These are in place all around the world from San Francisco to Melbourne, Paris to Philadelphia and now you can find them in Sheffield.
The Dispensers offer short stories and poems on different themes and allow readers to select how long they want the story or poem to be.
Former Mayor of Sheffield City Council and climate and race activist, Magid Magid, will discuss forms of “disruptive” publishing with Dr Tom Payne, senior lecturer in performance studies and Dr Julia Udall, senior lecturer in architecture, about how creative and disruptive acts of publishing might enable critical voices to be heard.
Hallam students also feature significantly in the programme too, with acting and performance students performing the family-friendly show “Awakenings” in the Crucible Studio and illustration students set to capture the essence of the festival by drawing images from different events that will be published on the Off the Shelf website.
The 50th anniversary of the building of the iconic Crucible Theatre will also be marked with a new podcast, the first two episodes of which will be released as part of the festival.
Deputy head of the Department of Humanities, Ashley Barnes, said: “It is with great pride that we are sharing some of the best creative writing work of our staff and graduates in this year’s festival, as well as encouraging others to take up their pen and to develop their own voice.

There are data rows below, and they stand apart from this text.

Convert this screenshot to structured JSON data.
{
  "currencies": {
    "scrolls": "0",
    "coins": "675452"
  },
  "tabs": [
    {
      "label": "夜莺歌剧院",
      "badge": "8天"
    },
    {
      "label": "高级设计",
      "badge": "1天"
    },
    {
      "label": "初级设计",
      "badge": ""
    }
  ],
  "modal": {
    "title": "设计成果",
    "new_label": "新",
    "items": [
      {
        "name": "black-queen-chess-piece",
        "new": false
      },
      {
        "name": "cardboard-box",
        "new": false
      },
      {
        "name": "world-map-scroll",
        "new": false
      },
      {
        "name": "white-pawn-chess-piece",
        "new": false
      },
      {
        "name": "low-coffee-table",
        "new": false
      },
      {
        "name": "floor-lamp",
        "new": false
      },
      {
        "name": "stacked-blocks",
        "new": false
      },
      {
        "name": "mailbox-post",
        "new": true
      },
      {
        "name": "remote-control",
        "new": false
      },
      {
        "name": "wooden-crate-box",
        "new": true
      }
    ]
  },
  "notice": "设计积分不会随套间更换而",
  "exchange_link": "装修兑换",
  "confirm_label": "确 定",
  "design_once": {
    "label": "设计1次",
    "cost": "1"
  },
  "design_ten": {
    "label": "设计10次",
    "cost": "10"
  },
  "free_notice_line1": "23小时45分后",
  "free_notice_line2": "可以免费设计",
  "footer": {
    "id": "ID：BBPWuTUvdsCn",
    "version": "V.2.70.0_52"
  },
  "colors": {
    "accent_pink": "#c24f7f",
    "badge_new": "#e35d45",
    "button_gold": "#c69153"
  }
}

“Our aim is to be the world’s leading applied university so it’s going to be really exciting to hear from our successful graduates and industry-engaged staff. We are proud of our place in the region and our relationships with key cultural institutions, such as Sheffield Theatres.”